### Math 13, Spring 2013, Lecture B: Midterm

Math 13, Spring 2013, Lecture B: Midterm Name Signature UCI ID # E-mail address Each numbered problem is worth 12 points, for a total of 84 points. Present your work, especially proofs, as clearly as possible.

### How well do I know the content? (scale 1 5)

Page 1 I. Number and Quantity, Algebra, Functions, and Calculus (68%) A. Number and Quantity 1. Understand the properties of exponents of s I will a. perform operations involving exponents, including negative

### CALCULUS JIA-MING (FRANK) LIOU

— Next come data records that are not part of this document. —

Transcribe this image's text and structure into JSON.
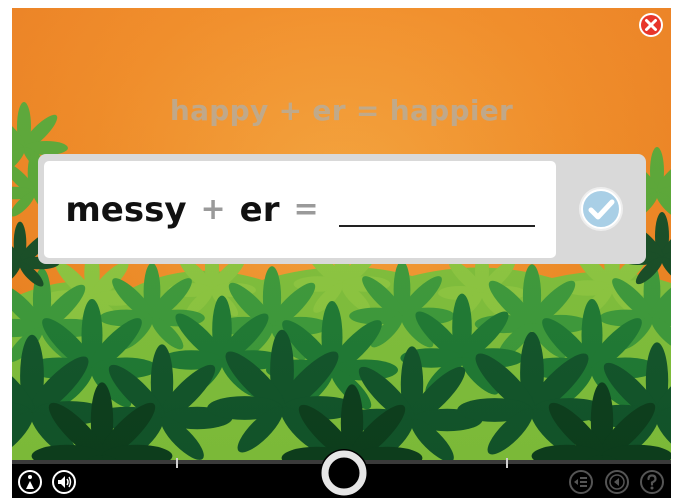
{
  "example": {
    "word": "happy",
    "plus": "+",
    "suffix": "er",
    "equals": "=",
    "result": "happier"
  },
  "question": {
    "word": "messy",
    "plus": "+",
    "suffix": "er",
    "equals": "=",
    "answer_value": ""
  },
  "icons": {
    "close": "close-icon",
    "check": "checkmark-icon",
    "info": "info-icon",
    "audio": "speaker-icon",
    "list": "list-icon",
    "back": "back-icon",
    "help": "help-icon",
    "hub": "ring-icon"
  },
  "colors": {
    "background": "#f08a24",
    "close": "#e8362b",
    "check": "#a9cfe6",
    "foliage_light": "#8cc63f",
    "foliage_dark": "#0d4a1f"
  }
}
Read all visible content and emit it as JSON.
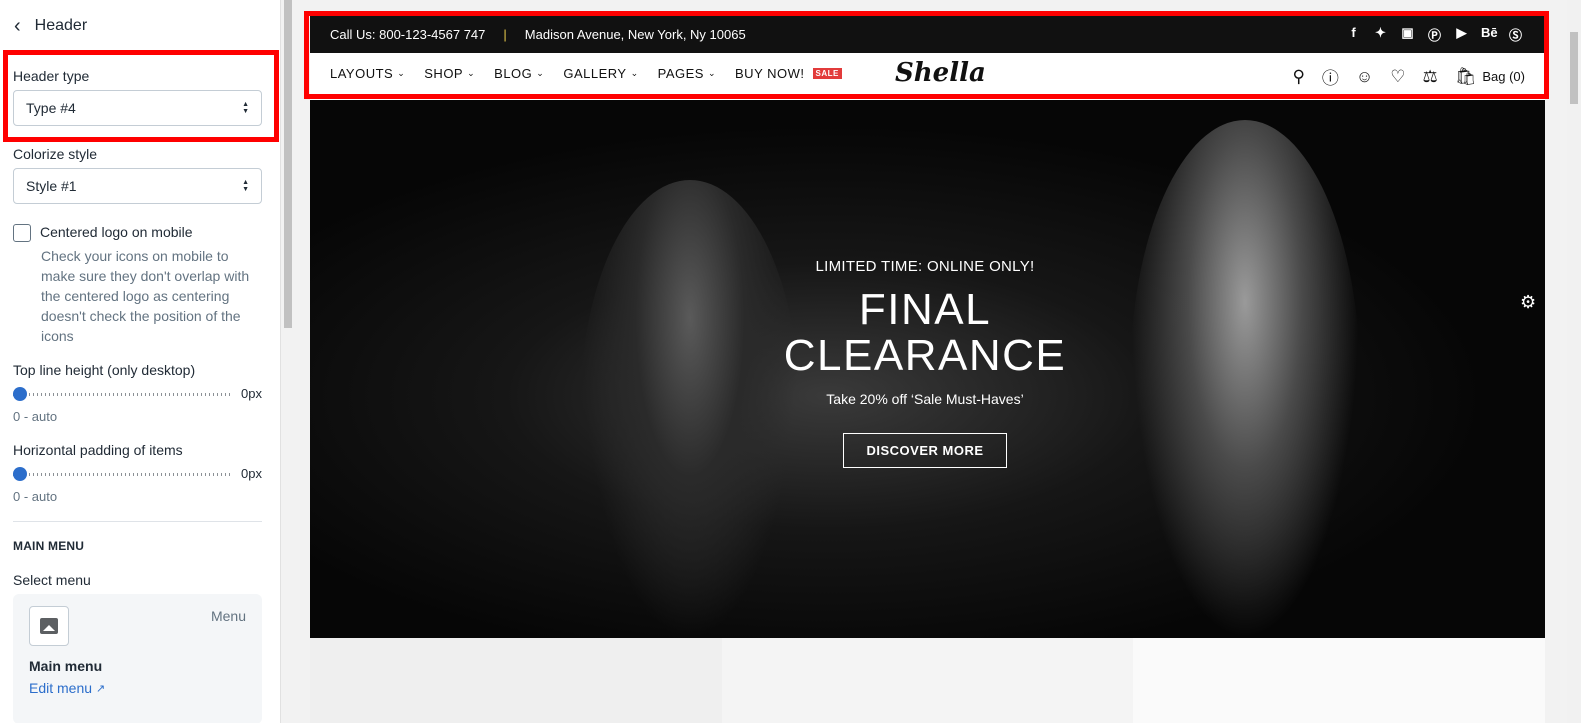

CALCULUS JIA-MING (FRANK) LIOU Abstract. Contents. Power Series.. Polynomials and Formal Power Series.2. Radius of Convergence 2.3. Derivative and Antiderivative of Power Series 4.4. Power Series Expansion

### NUMBERS. Michael E. Taylor

NUMBERS Michael E. Taylor Contents 1. Peano arithmetic 2. The integers 3. Prime factorization and the fundamental theorem of arithmetic 4. The rational numbers 5. Sequences 6. The real numbers 7. Irrational

### MATH 3150 Analysis I, Fall 2016

MATH 3150 Analysis I, Fall 2016 Arthur J. Parzygnat These are my personal notes. This is not a substitute for Abbott s book. You will not be responsible for any Remarks in these notes. However, everything

### ( f ^ M _ M 0 )dµ (5.1)

47 5. LEBESGUE INTEGRAL: GENERAL CASE Although the Lebesgue integral defined in the previous chapter is in many ways much better behaved than the Riemann integral, it shares its restriction to bounded